== Segment start ==

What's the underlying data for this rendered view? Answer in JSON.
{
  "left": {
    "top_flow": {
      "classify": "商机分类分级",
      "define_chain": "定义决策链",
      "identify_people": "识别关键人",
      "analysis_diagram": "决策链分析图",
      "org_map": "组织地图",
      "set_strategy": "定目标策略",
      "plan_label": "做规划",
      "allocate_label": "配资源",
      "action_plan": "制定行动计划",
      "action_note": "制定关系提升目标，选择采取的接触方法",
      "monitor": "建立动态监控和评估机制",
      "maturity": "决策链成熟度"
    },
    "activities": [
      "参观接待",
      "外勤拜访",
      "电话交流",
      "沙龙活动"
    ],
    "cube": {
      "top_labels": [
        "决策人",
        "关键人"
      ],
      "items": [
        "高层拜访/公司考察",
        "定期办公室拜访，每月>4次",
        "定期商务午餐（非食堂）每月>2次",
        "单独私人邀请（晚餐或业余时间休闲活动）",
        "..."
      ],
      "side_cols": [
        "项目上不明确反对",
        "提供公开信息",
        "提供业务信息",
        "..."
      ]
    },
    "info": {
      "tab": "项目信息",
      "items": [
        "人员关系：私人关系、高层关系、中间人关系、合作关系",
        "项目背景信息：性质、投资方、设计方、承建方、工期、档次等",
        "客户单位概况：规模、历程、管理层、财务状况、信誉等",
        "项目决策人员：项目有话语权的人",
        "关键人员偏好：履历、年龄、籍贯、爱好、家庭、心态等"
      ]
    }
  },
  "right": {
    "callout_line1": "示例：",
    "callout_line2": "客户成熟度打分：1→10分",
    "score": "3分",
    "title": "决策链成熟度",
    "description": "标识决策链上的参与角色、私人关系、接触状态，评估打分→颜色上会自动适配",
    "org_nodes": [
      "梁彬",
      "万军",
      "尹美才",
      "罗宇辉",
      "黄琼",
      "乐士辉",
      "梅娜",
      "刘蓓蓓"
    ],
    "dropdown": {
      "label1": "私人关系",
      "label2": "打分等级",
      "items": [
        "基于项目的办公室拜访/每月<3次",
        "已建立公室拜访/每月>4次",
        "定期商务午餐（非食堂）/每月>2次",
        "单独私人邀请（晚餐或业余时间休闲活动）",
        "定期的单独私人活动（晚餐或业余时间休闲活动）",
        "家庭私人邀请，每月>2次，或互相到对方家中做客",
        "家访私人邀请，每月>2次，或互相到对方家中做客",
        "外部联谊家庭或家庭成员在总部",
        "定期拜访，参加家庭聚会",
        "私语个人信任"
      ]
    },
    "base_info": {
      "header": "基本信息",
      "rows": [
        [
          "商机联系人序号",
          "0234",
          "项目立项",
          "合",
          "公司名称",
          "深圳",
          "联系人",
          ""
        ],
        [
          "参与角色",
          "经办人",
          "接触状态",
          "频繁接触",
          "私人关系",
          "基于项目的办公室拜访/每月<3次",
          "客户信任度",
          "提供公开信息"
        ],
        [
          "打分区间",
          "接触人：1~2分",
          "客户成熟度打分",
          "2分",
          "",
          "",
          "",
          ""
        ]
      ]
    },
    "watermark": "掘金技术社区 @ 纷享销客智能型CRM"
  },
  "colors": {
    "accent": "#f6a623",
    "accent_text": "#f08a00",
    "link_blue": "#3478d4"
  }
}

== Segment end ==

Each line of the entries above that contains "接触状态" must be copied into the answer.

    "description": "标识决策链上的参与角色、私人关系、接触状态，评估打分→颜色上会自动适配",
          "接触状态",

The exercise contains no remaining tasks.